Social media is awash in questionable content, particularly for kids, but there are some corners of the internet that parents trust more than others, according to a survey from PrivacyHQ.
By Eric Griffith
I have a 4-year-old, and the only apps he uses unsupervised on the tablet are kid-specific: They include PBS Kids, plus his curated-by-me Netflix and Paramount+ profiles. He sometimes uses YouTube, but I supervise that in person, so he doesn’t click off into something he shouldn’t see.
Some parents consider YouTube the safest of the social media options available for kids, according to a survey from PrivacyHQ. The advocacy site (and VPN reviewer) surveyed 1,013 parents with kids below age 18–659 of whom have kids under 13 between Jan. 7–11, and key among the findings is that 69% of parents believe social media has an influence on kids.
Children replicating dangerous trends on TikTok and other platforms is a big worry; remember the Tide Pod Challenge? YouTube has long been awash in bizarre, children-targeting videos. The most-watched content on YouTube is for—or features—children. Which is probably why YouTube created the standalone YouTube Kids app. Though it had a rocky start, YouTube Kids is now the platform parents think is the safest for young viewers, at 68%. Regular YouTube is not far behind at 56% of parents who agree. TikTok is at the bottom at 35%.

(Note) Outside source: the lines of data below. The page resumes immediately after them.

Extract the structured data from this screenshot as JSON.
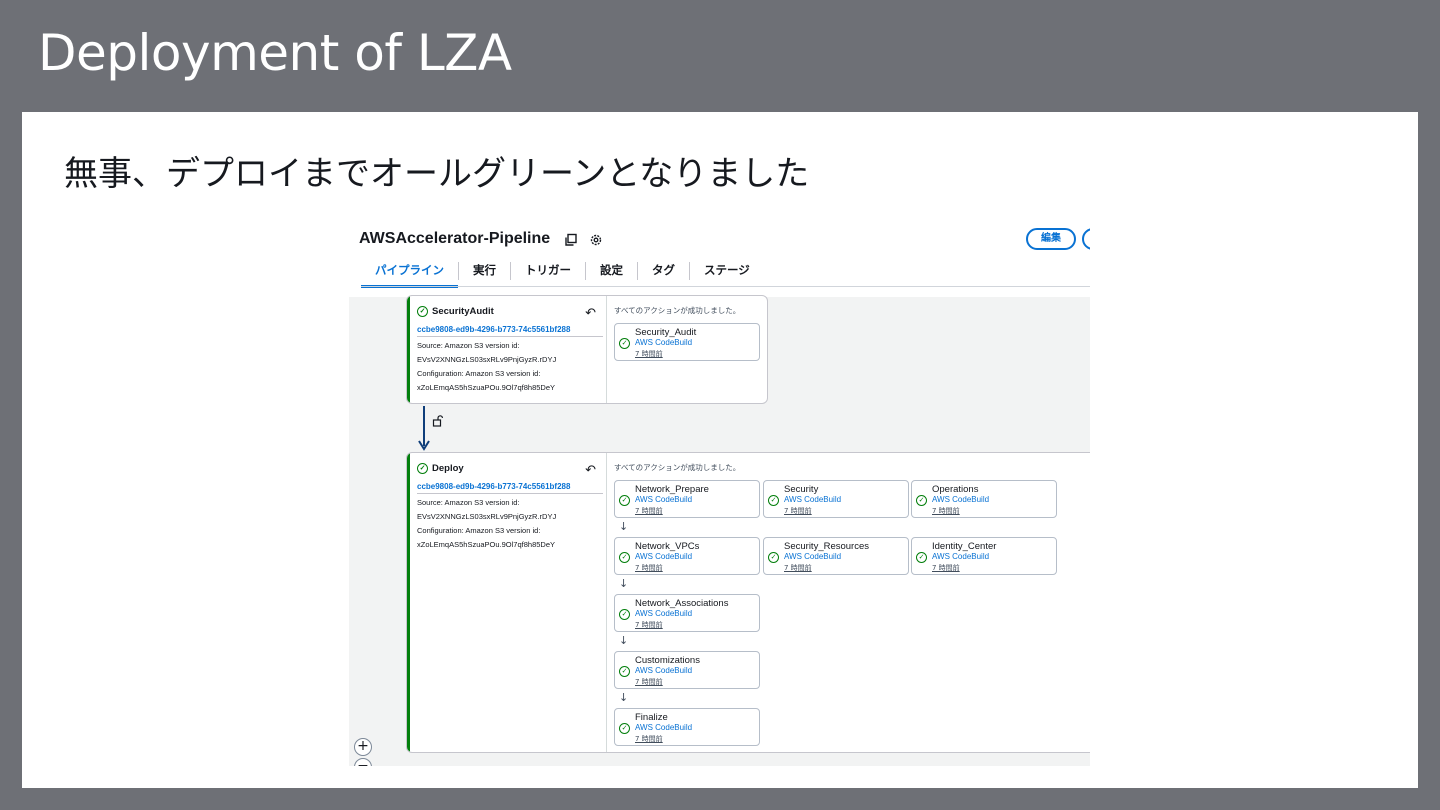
{
  "slide": {
    "title": "Deployment of LZA",
    "subtitle": "無事、デプロイまでオールグリーンとなりました"
  },
  "header": {
    "pipeline_name": "AWSAccelerator-Pipeline",
    "copy_icon": "copy-icon",
    "settings_icon": "gear-icon",
    "edit_label": "編集"
  },
  "tabs": [
    {
      "label": "パイプライン",
      "active": true
    },
    {
      "label": "実行"
    },
    {
      "label": "トリガー"
    },
    {
      "label": "設定"
    },
    {
      "label": "タグ"
    },
    {
      "label": "ステージ"
    }
  ],
  "stages": [
    {
      "name": "SecurityAudit",
      "execution_id": "ccbe9808-ed9b-4296-b773-74c5561bf288",
      "source_label": "Source: Amazon S3 version id:",
      "source_value": "EVsV2XNNGzLS03sxRLv9PnjGyzR.rDYJ",
      "config_label": "Configuration: Amazon S3 version id:",
      "config_value": "xZoLEmqAS5hSzuaPOu.9Ol7qf8h85DeY",
      "status": "すべてのアクションが成功しました。",
      "actions": [
        {
          "name": "Security_Audit",
          "provider": "AWS CodeBuild",
          "time": "7 時間前"
        }
      ]
    },
    {
      "name": "Deploy",
      "execution_id": "ccbe9808-ed9b-4296-b773-74c5561bf288",
      "source_label": "Source: Amazon S3 version id:",
      "source_value": "EVsV2XNNGzLS03sxRLv9PnjGyzR.rDYJ",
      "config_label": "Configuration: Amazon S3 version id:",
      "config_value": "xZoLEmqAS5hSzuaPOu.9Ol7qf8h85DeY",
      "status": "すべてのアクションが成功しました。",
      "actions": [
        {
          "name": "Network_Prepare",
          "provider": "AWS CodeBuild",
          "time": "7 時間前"
        },
        {
          "name": "Security",
          "provider": "AWS CodeBuild",
          "time": "7 時間前"
        },
        {
          "name": "Operations",
          "provider": "AWS CodeBuild",
          "time": "7 時間前"
        },
        {
          "name": "Network_VPCs",
          "provider": "AWS CodeBuild",
          "time": "7 時間前"
        },
        {
          "name": "Security_Resources",
          "provider": "AWS CodeBuild",
          "time": "7 時間前"
        },
        {
          "name": "Identity_Center",
          "provider": "AWS CodeBuild",
          "time": "7 時間前"
        },
        {
          "name": "Network_Associations",
          "provider": "AWS CodeBuild",
          "time": "7 時間前"
        },
        {
          "name": "Customizations",
          "provider": "AWS CodeBuild",
          "time": "7 時間前"
        },
        {
          "name": "Finalize",
          "provider": "AWS CodeBuild",
          "time": "7 時間前"
        }
      ]
    }
  ],
  "zoom": {
    "in_label": "+",
    "out_label": "−"
  },
  "colors": {
    "accent": "#0972d3",
    "success": "#037f0c",
    "slide_bg": "#6e7076"
  }
}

Safety is the key; it’s near-impossible for today’s parents to keep kids offline. Ninety-five percent of parents said they’ve talked with their kids about some form of internet safety, but the numbers are low on the specifics. Fifty-one percent of respondents have talked about cyber predators and never meeting a stranger in person. The stats are under 50% on everything else, including cyberbullying, trolls, addiction, and not posting personal info.
Age 13 is the magic cutoff for most parents—73% said that kids shouldn’t have social media access before then. The majority also all agree with statements about setting restrictions and the potential social media has to be addictive, bad for mental health, and outright dangerous.
Yet not only do 57% of parents let their children under 13 use social media—in particular, YouTube and Instagram, mostly to play games or watch videos-49% let kids under 13 create their own social media accounts. In theory, most social media platforms ban kids under 13 to comply with the US Children’s Online Privacy Protection Act, though it’s easy to get around that.
Kids used to want to be famous for things like singing or acting. But 64% of parents say their kid has already mentioned how much they want to be an influencer. Eighty-one percent said they’d support that; 31% of those who let their under-13 kid use social media did it to support their kid’s content creation dreams. (After all, it may pay for college or a new house one day.)
Still, parents claim they don’t want their kids to use social media as much as they do. With the average American spending 1,300 hours a year on social in 2020, according to Uswitch, that makes good sense. So set a good example for the youth—save your TikTok viewing for your private time, like that 5 minutes you get in the bathroom. Assuming your influencer kid isn’t knocking on the door the whole time.